Not all data is publically available, because of privacy limitation. For this we have also implemented an oAuth authentication and autorisation. The oAuth is provided by Surfnet.
Result of the hackathon
At the end of the hackathon the participants could pitch their results. In ideas that were pitched.
There were different pitches that related to the API for workplaces availability:
- work places app: to find a work place around the campus
- the guys from Calendar 42 went one step further to estimation on how busy a building is.
- Maurits did another step and tried to estimated the best place to study, based on the number of students at a faculty, the number of available computers, historical data of the availability and most import how long these work places will stay available.

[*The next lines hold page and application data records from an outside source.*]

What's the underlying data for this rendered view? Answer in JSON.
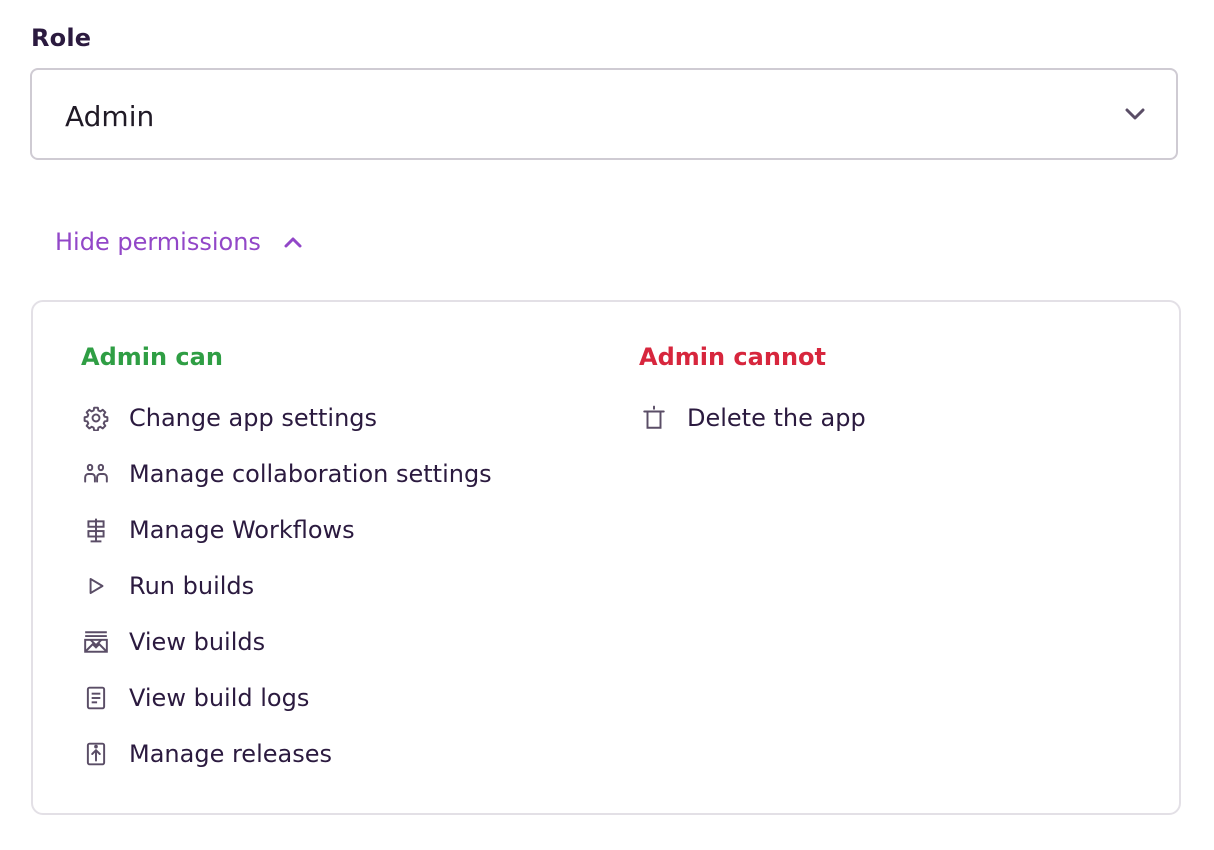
{
  "role": {
    "label": "Role",
    "selected": "Admin"
  },
  "permissions_toggle": {
    "label": "Hide permissions",
    "icon": "chevron-up-icon"
  },
  "permissions": {
    "can": {
      "title": "Admin can",
      "color": "#2f9e44",
      "items": [
        {
          "label": "Change app settings",
          "icon": "gear-icon"
        },
        {
          "label": "Manage collaboration settings",
          "icon": "people-icon"
        },
        {
          "label": "Manage Workflows",
          "icon": "workflow-icon"
        },
        {
          "label": "Run builds",
          "icon": "play-icon"
        },
        {
          "label": "View builds",
          "icon": "builds-icon"
        },
        {
          "label": "View build logs",
          "icon": "document-icon"
        },
        {
          "label": "Manage releases",
          "icon": "release-icon"
        }
      ]
    },
    "cannot": {
      "title": "Admin cannot",
      "color": "#d7263d",
      "items": [
        {
          "label": "Delete the app",
          "icon": "trash-icon"
        }
      ]
    }
  },
  "colors": {
    "accent": "#9247c8",
    "text": "#2b1a3f",
    "border": "#cfcbd3"
  }
}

Another popular API was around study results, study progress and course selections:
- study progress app that provides you with a graphical view of your study progress and should give you options to limit your delays via the smart view.
- Online Course Advisor: advise which courses to follow, based on your current program, user interests, course popularity and the schedule of the course.
- S-Elective: skill-based study guide. This is helps you to select elective courses based on your interests and skills and after you complete the course gives the possibility to post the new skill to LinkedIn.
- The students from Feedback Fruits pitched squeese: less time, more credit. They searched for courses that have the best ratio between ECTS and contact hours.
There were also two pitches that presented apps that combined the information of different APIs together:
- Smartboard: provide information that you need every day in one app: study progress, course announcements and day schedule.
- The other was an iPhone app that presented in a very nice way building information, faculties, grades, progress and course schedules.
The last pitch won the hackathon and they got a nice price. It was also my personal favourite, because it was a good idea and it also looked very slick. Below are some pictures of the event.
The API is a very good step for the TU Delft and the hackathon was a great event to start students to use it. In the next months the API will be further improved and new API will be added. A hackathon is also a great way to find bugs in the API and errors in the data. So my recommendation would be to organise more hackathons.
On List EdTech there is an interesting post about the different universities that joined Coursera, EdX, Coursera and FutureLearn. Some interesting information I got from the article:
- Coursera has universities from 17 countries, EdX from 5 and FutureLearn from 1 (UK).
- The average ranking on Times higher Education list is almost equal between Coursera (77) and EdX (80.2). The differences on the other rankings are bigger.
- In the ranking's top 5, only the University of Oxford is not part of any of the platforms.
- There are some universities that joined more than one platform.
- It is very obvious that each platform has hand-picked the participating universities.
A very informative post and you can als click through to see the all the data that generated the graphics.